Five months ago as I sat here in Seattle, I found it a difficult exercise to imagine the performance of our health system strengthening programs operating worlds away from my desk chair. Even though geographically much closer, local health staff and management also face the same challenge caused by the extreme difficulty to pull routine data out of these rural, remote communities. Yet an understanding of the performance at this level is critical for health system improvement.
Now, five months after the implementation of our information system, local health staff and I are now starting to see this health system data.
In partnership with the Ministry of Health, my colleagues and I at VillageReach implemented a internet-enabled logistics management information system (LMIS) called vrMIS to provide information management to our health system strengthening program in the three northern provinces of Mozambique, Cabo Delgado, Niassa, and Nampula, serving a population of over 7 million people.

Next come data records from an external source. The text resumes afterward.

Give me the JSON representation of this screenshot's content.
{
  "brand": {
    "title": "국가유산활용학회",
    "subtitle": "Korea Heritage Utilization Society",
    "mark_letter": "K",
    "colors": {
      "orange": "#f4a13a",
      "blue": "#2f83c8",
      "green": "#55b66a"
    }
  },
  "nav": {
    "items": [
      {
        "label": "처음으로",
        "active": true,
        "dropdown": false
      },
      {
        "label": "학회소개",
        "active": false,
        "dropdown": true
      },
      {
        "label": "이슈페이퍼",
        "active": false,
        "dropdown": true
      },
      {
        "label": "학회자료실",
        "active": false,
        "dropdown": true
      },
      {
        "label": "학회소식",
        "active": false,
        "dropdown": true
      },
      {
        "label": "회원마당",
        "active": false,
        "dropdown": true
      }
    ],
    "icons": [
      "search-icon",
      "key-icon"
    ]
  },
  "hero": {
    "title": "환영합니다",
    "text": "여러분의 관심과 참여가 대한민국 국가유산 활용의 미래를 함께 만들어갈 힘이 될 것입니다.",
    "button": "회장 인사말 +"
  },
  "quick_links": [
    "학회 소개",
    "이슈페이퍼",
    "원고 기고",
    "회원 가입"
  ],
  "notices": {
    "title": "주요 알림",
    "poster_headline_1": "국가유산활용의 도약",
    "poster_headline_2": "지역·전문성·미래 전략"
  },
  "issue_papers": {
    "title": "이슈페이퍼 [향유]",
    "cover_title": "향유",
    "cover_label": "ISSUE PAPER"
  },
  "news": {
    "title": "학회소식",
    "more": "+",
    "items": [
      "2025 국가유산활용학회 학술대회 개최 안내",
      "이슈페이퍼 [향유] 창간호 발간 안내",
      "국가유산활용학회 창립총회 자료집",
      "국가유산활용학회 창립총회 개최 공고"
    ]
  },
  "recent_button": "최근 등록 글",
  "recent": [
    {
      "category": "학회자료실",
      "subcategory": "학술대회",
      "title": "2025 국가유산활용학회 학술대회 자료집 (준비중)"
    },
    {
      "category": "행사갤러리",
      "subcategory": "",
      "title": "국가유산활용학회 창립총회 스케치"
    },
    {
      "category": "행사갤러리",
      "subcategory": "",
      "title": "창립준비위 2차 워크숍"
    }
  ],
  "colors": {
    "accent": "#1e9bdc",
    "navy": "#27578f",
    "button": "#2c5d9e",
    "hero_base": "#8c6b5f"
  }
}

vrMIS, an application of the open source LMIS platform called openLMIS, collects routine data and then provides reporting analysis to health workers and their management in order to increase the effectiveness and efficiency of the supply chain from the provincial medical supply warehouse down to the health center or what we call the “last mile” of the health system.
Five months since vrMIS was implemented, I can see the data uploaded by the health staff. It’s incredible to see data from these health centers as well as powerfully insightful. I see medical supply inventory levels for these health centers. I see the number of tetanus vaccinations given last month. I see the refrigerator at a particular health center is currently not functioning correctly because of a leak in the gas line. I can see so many things. Upon further review, I start identifying performance trends and from this areas for improvement.
vrMIS shines a light on the last mile of the health system – all the way down to the health center level. This illumination provides new insights to the reasons why a health system is performing the way it is and enables management to take informed, appropriate action.
Still in Seattle, I can stop trying to imagine the performance of the health system. Now, I just open an Internet browser.